Madame Nicole Groult, wife of the celebrated decorator, founded her house ten years ago and became well-known at once by her original ideas and personal way of adapting them to clothes. She comes honestly by talent as the sister of Paul Poiret.
The slavish following of style is no part of the philosophy of Nicole Groult, hence an unusual way of interpreting them.
The general impression here is of extremely youthful dégagés silhouettes—little or no drapery, the straight line everywhere; light but not loud colors, chamois, beige and powder blue.
A chic hat made on the premises accompanies each tailored gown or suit. Plain tight skirts, short, straight jackets of duvetyn and velvet trimmed with bands and pockets of fur (moleskin will be a great favorite, I am told, also caracul) are characteristic of the tailor-mades.
Afternoon frocks have round necks and are practically sleeveless or even entirely so in the case of a very smart black panne velvet model, the hem slightly gathered in under a band of chinchilla, faintly embroidered in bouquets of flowers strewn here and there, giving a subdued note of color.

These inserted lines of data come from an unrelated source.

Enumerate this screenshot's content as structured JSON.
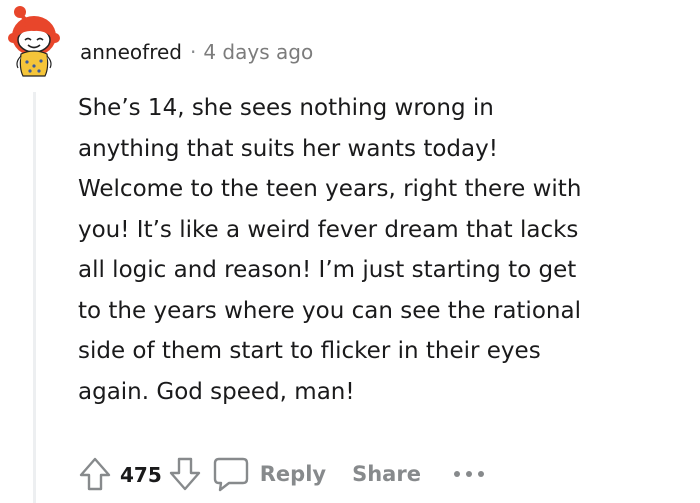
{
  "comment": {
    "author": "anneofred",
    "separator": "·",
    "timestamp": "4 days ago",
    "avatar_icon": "snoo-avatar-red-hair-yellow-shirt",
    "body_lines": [
      "She’s 14, she sees nothing wrong in",
      "anything that suits her wants today!",
      "Welcome to the teen years, right there with",
      "you! It’s like a weird fever dream that lacks",
      "all logic and reason! I’m just starting to get",
      "to the years where you can see the rational",
      "side of them start to flicker in their eyes",
      "again. God speed, man!"
    ]
  },
  "actions": {
    "upvote_icon": "upvote-arrow-icon",
    "vote_count": "475",
    "downvote_icon": "downvote-arrow-icon",
    "reply_icon": "speech-bubble-icon",
    "reply_label": "Reply",
    "share_label": "Share",
    "more_icon": "more-options-icon"
  },
  "colors": {
    "text_primary": "#1a1a1b",
    "text_muted": "#878a8c",
    "thread_line": "#edeff1",
    "avatar_hair": "#e8462b",
    "avatar_shirt": "#f5c53a"
  }
}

A broad sash worn well over the hips finishes off a most modern silhouette.
For the evening I saw very little brocade, but a great deal of metal and silk embroidery, designed by the house, and much lace traced over and heavily worked. While the low décolleté is popular here, it is not universal; an eminently wearable and dainty dinner gown giving a good idea of Groult's talents is shown on this page.
"Nicole Groult" in the Garment Manufacturers’ Index, New York: The Allen-Nugent Co. Publishers, Vol. II, No. 2, September 1920: 32.